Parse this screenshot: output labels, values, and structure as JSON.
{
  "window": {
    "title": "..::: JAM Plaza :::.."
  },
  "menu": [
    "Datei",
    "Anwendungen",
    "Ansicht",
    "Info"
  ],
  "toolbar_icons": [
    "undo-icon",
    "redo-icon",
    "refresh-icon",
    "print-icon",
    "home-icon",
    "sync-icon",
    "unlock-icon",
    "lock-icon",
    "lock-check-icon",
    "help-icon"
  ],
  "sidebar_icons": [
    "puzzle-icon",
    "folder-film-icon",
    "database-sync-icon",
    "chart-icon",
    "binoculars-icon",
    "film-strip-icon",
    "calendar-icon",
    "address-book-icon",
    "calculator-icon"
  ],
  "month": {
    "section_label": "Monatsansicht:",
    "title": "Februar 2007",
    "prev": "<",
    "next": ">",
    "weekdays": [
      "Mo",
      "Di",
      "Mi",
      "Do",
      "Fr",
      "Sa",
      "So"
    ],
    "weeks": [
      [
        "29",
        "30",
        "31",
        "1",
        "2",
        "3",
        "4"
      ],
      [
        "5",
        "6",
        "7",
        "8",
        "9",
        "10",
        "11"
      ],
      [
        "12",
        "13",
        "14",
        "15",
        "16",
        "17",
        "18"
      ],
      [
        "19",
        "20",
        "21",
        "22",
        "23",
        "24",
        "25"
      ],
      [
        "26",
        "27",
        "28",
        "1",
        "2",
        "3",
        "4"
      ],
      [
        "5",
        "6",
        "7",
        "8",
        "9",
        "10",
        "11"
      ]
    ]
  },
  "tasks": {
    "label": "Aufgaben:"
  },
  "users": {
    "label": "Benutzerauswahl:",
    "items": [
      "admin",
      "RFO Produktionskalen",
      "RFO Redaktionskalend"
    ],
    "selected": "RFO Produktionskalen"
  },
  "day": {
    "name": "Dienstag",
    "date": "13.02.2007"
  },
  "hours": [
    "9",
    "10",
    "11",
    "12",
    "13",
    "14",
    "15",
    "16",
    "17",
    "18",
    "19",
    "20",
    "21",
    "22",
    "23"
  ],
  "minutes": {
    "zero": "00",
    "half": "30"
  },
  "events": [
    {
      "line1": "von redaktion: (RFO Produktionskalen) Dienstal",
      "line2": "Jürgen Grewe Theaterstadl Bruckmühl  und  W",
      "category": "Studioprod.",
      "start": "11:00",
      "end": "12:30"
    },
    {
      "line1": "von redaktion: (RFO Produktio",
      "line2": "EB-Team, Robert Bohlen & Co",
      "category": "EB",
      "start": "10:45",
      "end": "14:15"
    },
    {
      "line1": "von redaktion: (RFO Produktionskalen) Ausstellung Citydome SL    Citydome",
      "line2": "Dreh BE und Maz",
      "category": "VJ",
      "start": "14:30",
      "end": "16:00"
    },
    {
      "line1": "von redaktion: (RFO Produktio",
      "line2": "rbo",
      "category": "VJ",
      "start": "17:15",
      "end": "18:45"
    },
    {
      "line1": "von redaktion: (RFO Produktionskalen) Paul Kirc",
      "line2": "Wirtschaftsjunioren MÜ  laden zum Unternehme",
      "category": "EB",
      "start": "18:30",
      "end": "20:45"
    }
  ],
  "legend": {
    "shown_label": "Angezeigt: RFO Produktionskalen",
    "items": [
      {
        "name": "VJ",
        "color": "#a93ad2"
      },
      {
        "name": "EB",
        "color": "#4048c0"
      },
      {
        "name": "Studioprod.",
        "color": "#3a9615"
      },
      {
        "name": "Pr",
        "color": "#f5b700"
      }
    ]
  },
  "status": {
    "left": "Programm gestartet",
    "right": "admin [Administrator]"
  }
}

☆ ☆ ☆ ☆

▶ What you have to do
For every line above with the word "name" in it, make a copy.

▶ Response to the exercise
    "name": "Dienstag",
        "name": "VJ",
        "name": "EB",
        "name": "Studioprod.",
        "name": "Pr",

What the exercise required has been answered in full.